These surface flows and temperatures represent only the top few meters of the oceans. They are primarily driven by the surface winds, traveling at about 3% of the speed of the winds. The distribution of solar energy from the equators to the poles also contributes to the currents, with the oceans responsible for 40% of the global heat transport.
The dominant features are the five subtropical gyres caused by the surface winds. These gyres are centered around high pressure zones in the North Atlantic, North Pacific, South Atlantic, South Pacific, and the Indian Ocean. Circulation moves clockwise in the northern hemisphere, and counterclockwise in the southern hemisphere. The ocean circulation close to the equator are primarily east to west, again, in the direction of the surface winds. The rotating gyres include a northward flow in the western Atlantic and western Pacific moving the warm waters toward the north pole. The cooler waters flow south in the eastern Pacific and Atlantic in its return to the equator. There is one primary circulation in the Indian Ocean about the equator with seasonal variability. Below about 50 degrees south is the eastward circumpolar current around Antarctica, following the direction of the surface winds similar to the other major current systems.
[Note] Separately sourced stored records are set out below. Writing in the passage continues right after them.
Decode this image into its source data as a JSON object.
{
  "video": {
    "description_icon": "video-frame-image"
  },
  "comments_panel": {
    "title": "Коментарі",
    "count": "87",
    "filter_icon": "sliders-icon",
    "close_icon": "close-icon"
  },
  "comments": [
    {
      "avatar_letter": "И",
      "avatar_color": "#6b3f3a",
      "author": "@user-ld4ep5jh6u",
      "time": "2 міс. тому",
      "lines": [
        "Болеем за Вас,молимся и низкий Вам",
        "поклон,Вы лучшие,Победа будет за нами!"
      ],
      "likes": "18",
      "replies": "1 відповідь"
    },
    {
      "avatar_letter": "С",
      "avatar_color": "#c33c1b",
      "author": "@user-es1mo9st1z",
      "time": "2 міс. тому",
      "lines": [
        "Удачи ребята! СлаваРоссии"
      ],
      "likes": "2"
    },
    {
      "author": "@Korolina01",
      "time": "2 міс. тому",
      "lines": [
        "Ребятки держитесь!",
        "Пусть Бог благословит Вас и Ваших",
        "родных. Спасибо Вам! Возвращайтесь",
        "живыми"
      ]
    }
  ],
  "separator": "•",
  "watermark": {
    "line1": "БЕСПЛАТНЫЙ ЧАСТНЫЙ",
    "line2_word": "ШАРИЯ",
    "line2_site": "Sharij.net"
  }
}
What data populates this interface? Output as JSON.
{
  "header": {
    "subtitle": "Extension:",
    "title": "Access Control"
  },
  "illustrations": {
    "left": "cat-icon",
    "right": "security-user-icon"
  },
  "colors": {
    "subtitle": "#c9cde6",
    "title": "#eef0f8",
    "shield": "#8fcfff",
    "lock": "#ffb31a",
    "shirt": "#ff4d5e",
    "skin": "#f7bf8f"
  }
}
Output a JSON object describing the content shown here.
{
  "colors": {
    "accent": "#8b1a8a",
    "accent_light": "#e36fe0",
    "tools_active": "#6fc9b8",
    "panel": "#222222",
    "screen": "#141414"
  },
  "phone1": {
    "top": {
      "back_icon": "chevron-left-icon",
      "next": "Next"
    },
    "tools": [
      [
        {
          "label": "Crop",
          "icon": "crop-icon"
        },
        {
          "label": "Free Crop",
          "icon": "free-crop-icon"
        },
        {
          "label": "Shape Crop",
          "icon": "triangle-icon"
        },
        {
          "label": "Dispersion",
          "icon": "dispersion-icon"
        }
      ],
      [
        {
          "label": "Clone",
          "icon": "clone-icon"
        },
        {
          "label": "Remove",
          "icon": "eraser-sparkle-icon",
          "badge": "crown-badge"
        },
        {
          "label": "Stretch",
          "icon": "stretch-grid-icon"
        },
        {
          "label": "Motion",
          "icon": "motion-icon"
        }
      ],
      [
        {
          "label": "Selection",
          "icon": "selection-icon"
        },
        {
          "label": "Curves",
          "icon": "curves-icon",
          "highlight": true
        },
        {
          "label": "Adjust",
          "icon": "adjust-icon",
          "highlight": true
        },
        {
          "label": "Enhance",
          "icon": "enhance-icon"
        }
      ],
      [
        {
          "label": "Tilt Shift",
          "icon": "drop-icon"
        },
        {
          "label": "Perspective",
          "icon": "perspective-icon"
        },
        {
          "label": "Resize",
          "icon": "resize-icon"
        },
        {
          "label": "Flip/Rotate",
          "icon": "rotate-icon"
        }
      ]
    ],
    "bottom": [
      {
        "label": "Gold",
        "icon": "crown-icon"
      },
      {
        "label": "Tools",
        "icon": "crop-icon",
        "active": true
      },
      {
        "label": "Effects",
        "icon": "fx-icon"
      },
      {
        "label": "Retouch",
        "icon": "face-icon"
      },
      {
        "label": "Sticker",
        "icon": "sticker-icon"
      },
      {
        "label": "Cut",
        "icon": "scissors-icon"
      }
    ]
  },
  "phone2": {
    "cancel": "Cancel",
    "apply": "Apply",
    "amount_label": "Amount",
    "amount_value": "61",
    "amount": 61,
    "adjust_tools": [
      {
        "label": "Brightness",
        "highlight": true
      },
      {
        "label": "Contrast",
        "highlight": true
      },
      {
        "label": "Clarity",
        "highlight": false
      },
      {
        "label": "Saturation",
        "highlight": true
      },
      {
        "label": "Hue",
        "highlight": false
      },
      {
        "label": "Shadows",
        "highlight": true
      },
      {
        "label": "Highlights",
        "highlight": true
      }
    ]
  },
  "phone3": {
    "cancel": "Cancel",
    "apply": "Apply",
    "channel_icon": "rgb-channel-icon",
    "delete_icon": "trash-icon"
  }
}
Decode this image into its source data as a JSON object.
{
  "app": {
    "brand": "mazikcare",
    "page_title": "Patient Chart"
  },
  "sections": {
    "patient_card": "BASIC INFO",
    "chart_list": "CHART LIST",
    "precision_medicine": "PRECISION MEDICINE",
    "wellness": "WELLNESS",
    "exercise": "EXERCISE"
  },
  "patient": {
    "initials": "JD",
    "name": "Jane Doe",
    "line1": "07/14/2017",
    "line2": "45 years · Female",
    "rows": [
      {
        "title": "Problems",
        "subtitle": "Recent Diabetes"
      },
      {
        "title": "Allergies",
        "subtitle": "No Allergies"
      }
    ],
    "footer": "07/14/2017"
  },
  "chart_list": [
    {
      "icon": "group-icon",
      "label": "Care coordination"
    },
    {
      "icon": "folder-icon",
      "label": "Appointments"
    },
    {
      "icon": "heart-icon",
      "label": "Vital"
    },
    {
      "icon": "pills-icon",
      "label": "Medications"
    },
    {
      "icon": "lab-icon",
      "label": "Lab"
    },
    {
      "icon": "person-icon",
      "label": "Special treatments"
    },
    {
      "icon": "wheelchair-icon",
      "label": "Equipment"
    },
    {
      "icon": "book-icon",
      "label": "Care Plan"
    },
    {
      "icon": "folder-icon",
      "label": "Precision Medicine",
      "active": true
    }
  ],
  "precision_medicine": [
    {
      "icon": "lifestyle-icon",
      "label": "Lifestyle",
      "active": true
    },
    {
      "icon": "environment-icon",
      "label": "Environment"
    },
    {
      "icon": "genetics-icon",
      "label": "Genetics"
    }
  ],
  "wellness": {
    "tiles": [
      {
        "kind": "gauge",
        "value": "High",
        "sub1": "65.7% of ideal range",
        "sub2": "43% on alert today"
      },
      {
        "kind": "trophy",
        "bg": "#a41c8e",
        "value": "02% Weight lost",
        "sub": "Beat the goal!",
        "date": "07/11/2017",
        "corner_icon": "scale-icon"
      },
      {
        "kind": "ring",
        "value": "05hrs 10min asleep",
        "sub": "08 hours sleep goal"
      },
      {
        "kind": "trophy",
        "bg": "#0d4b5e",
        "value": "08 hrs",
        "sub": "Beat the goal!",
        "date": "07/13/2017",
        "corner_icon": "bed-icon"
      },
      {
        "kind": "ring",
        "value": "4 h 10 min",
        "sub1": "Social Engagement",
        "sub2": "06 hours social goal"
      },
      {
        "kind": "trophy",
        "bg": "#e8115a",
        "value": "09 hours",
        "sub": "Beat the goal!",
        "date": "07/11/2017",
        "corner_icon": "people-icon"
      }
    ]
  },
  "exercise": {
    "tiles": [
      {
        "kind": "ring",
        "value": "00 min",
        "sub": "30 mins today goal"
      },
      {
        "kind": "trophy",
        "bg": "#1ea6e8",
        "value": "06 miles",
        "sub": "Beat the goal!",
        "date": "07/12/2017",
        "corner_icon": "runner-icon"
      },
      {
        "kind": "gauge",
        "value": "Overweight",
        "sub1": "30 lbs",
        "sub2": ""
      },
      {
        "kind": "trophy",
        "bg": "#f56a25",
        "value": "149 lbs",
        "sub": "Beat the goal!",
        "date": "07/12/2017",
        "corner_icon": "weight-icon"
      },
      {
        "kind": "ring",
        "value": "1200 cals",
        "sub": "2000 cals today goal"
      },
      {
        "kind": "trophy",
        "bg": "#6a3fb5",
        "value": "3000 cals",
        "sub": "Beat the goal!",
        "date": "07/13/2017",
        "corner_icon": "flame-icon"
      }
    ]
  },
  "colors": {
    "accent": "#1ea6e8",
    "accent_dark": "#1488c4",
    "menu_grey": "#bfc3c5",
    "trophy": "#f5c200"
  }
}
This visualization shows the ocean surface currents and temperatures around the world from March 2007 through March 2008.